“Surely. If I can.”

“You are poor and you hunger, not for the food you have denied yourself, but for recognition for your creations. If you had a choice, which would you rather have: acclaim and recognition only within your lifetime or the praise of ages, but only after you have died?”

“A combination of the two isn’t possible?”

“No. I think not. Fame in your lifetime will come quickly and bathe you in transient glory, but will fade like the wake of a shooting star. Recognition of your creations’ soul will take longer than you have to give, but will hang in the heavens for centuries like a burning sun.”

“So I have to choose. How hypothetical, or otherwise, is your question?”

“Yes you do and, I think, it is otherwise.”

The artist paused and thought. He was hungry, both for recognition and for the food he hadn’t eaten in days. He knew what he painted was good, but part of him yearned for the acclaim he had so far been denied and the money to buy food and life’s basic comforts that would go with it. He looked at the painting of his angel, over which he had sweated his soul. He wanted to hear its truth acknowledged, but he wanted, most of all, to spend yet more time on it, to make it perfect.

“What will happen to my work?”

“That will depend upon your choice.
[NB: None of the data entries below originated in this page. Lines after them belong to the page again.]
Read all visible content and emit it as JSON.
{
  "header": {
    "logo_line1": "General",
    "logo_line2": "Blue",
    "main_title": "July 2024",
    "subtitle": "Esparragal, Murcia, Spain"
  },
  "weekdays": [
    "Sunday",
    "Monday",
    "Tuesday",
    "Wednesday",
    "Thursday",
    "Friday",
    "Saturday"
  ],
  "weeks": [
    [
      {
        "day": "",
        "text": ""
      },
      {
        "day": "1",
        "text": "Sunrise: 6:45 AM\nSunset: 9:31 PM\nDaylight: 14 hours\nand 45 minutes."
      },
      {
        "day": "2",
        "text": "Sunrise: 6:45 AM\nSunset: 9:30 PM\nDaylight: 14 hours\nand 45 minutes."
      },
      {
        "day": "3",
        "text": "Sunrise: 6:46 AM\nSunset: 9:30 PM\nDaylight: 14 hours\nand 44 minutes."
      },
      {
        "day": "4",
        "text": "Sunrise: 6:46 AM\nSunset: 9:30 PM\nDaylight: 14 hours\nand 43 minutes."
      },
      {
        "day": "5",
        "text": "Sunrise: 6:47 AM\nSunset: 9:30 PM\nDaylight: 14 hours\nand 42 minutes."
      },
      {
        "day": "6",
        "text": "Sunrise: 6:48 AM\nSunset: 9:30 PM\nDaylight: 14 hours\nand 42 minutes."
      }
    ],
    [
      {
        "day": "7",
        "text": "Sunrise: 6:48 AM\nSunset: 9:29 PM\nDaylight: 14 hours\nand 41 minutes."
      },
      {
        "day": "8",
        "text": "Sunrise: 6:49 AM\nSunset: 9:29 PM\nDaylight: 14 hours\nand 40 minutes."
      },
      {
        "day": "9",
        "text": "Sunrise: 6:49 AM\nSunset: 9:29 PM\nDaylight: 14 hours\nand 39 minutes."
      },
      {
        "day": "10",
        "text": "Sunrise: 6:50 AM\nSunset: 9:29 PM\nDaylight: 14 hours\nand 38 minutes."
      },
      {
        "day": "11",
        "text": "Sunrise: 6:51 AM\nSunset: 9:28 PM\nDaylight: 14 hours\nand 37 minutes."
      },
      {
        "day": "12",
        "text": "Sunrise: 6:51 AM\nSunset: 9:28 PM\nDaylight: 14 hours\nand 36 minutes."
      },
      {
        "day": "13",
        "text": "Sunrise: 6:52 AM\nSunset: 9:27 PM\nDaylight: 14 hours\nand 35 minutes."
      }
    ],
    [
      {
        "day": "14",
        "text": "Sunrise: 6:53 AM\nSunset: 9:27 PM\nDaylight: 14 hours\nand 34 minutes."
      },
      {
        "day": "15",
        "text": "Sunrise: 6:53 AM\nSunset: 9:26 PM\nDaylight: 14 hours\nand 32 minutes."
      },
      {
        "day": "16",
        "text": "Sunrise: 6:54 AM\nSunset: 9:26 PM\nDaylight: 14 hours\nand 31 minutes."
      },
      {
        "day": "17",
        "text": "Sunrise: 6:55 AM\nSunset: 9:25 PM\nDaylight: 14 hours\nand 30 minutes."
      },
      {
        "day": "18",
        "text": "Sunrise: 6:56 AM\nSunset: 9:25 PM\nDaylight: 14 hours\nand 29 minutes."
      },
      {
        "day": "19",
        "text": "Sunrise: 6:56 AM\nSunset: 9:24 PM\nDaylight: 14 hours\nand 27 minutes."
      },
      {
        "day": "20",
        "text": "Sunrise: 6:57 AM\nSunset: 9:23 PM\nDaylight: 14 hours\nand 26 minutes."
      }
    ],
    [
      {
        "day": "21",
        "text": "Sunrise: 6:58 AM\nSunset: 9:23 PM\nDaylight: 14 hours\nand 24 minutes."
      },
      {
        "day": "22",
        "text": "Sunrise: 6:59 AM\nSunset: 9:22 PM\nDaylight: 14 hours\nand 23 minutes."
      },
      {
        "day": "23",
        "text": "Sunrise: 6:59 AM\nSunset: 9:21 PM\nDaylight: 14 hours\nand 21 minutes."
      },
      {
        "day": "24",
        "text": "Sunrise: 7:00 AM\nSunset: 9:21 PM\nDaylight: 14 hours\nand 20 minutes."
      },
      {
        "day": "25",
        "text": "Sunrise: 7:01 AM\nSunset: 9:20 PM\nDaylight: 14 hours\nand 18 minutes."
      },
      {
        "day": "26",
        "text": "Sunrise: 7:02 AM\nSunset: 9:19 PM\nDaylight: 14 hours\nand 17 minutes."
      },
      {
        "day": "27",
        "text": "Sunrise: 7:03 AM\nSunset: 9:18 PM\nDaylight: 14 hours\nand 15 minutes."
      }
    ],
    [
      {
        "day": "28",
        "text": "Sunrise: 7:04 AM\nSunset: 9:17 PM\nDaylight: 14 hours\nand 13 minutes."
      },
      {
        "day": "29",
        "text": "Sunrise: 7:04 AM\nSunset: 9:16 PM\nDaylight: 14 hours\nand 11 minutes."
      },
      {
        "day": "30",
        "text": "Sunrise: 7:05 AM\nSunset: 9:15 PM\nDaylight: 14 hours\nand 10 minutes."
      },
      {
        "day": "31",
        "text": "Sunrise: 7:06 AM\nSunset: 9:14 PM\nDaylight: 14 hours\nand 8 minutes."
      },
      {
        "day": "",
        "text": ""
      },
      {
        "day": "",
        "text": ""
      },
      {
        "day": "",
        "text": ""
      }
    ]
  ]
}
If you choose the fame you will know, the works you create will be bought from you by the fashionable and wealthy and will hang on their walls until after you have died. You will know happiness and success and die a reasonably wealthy man, but once you have died your paintings will fade into oblivion, just as your corruptible remains will crumble into the soil. Both will soon disappear from this world.”

“And if I do not choose to know my fame?”

“You will create nothing more after this painting. You will die just as you are now, unknown and in poverty, but as your mortal remains rot your reputation will grow and the truth of your work will finally be fully recognised. Your memory will be praised throughout the World and your paintings will last longer than the walls they first hang on.”

“But at least I will be able to look down on all of this from Heaven?”

“You will be dead and rotting in your grave.”

“But then I will be in Heaven? There is an afterlife, isn’t there?”

“I could not say.”

The artist paused thoughtfully for a very long time. The angel sat on. Eventually the artist said,

“What you say confounds me. I do not wish to understand it. What I do wish to do is reveal your eternal truth on this canvas. I know nothing beyond that.”

“Then that is what you shall do”, she said and he sat on some more while the painter continued to work the painting to such a degree that it seemed as if the birds sang within it, as on an early spring morning. When it was finished to the painter’s satisfaction he knew he had created a masterpiece and became light headed with pride and said,

“I want the world to love this painting as much as I do and to see your truth within it. I want generations yet to walk upon the Earth to know you.”

The angel said,

“Amen” and he rose with a cavernous clap of her wings into the dazzling fire of the sun. The painter watched until he could watch no more and then lay down exhausted at the foot of the painting.

They came too late the next morning and found his cold and wasted corpse still in the same position. He looked as if had not eaten for weeks rather than days.

They took his body and buried it in an unmarked pauper’s grave, but they were moved to tears by the pity in the eyes of the angel and could not bear to part with the painting. They hung it on the church wall to marvel at and, in due course, others came to marvel too and also at his other paintings. Time passed and the wall on which they first hung the painting crumbled, but the painting was rehung as often as need be and the look of pity continued to burn in the eyes of the angel upon the passing generations that came to look upon it.

First published in The Bradbury Quarterly (subsequently renamed The Beorh Quarterly at the request of the Ray Bradbury Estate) in May 2013.

J.S.Watts has published The Submerged Sea (poetry), Dempsey & Windle; Witchlight (novel), Vagabondage Press; A Darker Moon (novel), Vagabondage Press; Cats and Other Myths (poetry), Lapwing Publications; Songs of Steelyard Sue (poetry), Lapwing Publications.

Picture source: Sailko, Jacopo Ligozzi